### Your assignment
State how many lines in the listing below include the word "primitives". Give nothing but the number.

=======

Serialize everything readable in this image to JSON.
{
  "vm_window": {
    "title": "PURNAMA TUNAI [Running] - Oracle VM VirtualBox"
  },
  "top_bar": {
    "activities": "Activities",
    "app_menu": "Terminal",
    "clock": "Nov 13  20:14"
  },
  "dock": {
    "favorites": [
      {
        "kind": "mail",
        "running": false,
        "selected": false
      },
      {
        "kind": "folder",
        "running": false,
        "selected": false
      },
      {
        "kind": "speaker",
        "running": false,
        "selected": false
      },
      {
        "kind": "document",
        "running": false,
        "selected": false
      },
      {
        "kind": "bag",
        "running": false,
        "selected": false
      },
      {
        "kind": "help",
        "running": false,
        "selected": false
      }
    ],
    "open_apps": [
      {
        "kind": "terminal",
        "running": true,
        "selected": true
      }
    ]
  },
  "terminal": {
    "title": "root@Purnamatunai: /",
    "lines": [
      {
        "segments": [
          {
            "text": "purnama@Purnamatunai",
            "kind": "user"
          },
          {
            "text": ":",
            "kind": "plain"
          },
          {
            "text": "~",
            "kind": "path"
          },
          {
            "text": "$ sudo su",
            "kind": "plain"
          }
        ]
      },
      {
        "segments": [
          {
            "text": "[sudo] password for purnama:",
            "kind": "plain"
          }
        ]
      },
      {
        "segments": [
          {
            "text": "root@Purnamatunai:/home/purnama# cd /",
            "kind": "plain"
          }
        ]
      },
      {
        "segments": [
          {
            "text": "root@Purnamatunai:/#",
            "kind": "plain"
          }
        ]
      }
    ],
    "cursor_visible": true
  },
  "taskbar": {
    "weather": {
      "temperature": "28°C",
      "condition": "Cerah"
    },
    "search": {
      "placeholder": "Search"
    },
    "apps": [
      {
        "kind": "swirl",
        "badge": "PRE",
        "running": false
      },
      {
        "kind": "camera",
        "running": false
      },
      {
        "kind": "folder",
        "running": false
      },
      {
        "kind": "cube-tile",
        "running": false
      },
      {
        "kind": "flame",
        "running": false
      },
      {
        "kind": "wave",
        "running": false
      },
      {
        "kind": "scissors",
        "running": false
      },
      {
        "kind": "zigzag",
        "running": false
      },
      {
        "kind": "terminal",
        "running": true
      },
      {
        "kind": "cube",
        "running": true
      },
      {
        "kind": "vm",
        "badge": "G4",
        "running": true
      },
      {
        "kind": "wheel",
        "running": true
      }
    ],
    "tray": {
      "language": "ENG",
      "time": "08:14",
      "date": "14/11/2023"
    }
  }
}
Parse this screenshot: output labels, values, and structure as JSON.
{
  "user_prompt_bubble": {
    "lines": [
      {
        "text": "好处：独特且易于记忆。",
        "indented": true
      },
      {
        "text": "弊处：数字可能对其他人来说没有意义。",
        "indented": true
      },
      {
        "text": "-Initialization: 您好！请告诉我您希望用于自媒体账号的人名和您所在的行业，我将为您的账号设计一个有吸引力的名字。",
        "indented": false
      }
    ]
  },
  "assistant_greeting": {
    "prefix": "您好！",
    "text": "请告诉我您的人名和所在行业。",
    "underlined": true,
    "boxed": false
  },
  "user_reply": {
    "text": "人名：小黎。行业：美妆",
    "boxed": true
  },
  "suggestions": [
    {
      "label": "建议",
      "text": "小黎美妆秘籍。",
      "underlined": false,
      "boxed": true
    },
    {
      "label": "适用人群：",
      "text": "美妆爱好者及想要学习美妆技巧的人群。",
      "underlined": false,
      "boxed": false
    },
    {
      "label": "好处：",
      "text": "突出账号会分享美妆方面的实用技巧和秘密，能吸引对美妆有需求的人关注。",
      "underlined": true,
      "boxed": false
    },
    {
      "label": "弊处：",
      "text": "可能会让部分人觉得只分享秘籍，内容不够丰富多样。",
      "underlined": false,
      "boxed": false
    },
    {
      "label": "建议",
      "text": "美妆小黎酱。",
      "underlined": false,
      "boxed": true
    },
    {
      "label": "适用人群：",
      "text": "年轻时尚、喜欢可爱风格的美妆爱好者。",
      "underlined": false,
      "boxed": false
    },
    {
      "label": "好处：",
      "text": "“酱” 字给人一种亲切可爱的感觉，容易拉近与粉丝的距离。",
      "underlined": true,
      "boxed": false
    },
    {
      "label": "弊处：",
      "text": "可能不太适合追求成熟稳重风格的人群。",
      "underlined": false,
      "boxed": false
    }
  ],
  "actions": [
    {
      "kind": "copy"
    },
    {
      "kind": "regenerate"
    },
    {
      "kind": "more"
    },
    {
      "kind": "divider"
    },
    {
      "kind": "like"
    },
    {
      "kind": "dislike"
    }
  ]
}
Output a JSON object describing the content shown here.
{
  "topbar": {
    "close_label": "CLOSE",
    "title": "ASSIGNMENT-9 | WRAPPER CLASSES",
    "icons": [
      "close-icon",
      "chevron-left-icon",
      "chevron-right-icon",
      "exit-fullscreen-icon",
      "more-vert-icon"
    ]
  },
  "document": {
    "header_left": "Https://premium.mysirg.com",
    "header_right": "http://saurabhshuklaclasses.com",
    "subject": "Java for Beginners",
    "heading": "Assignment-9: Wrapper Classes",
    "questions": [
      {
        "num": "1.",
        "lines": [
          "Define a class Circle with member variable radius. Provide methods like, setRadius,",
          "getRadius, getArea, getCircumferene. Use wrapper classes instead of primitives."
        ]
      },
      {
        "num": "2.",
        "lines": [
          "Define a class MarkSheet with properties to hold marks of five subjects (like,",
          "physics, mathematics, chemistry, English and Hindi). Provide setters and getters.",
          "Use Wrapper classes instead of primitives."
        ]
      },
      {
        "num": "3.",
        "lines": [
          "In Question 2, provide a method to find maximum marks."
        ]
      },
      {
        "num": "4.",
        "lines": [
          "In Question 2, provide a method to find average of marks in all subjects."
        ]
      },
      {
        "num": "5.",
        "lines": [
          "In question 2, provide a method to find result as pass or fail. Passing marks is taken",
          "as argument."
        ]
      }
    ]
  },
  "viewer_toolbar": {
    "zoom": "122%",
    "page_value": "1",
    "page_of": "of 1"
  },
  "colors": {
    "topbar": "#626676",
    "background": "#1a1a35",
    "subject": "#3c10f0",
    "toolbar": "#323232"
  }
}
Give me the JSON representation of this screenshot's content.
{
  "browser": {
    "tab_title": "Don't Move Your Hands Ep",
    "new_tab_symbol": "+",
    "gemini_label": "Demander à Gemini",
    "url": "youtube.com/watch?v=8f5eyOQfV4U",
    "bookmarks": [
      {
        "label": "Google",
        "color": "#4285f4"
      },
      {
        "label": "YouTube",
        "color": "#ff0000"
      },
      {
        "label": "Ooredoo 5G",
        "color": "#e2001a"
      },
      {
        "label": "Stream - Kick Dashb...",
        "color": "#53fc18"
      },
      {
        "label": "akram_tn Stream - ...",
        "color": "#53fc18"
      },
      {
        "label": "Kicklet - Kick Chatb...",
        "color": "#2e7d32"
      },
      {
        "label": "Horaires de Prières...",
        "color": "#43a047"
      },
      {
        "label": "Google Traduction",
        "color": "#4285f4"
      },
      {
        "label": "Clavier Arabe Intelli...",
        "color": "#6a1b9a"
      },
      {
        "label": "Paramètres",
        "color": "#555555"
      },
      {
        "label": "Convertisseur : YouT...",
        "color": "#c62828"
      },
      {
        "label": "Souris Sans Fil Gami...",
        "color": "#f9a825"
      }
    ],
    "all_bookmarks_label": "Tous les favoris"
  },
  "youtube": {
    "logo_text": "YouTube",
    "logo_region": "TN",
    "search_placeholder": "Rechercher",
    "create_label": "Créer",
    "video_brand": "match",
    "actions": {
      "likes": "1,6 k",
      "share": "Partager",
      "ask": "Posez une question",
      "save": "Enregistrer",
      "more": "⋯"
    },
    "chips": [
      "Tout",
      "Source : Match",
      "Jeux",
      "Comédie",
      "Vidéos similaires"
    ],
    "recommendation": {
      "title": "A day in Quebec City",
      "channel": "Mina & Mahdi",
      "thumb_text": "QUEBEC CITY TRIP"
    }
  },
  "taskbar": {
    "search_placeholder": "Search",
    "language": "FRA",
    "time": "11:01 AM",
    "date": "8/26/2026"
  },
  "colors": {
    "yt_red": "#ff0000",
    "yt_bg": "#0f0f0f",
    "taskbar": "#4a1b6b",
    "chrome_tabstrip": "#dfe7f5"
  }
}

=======

### Written solution
2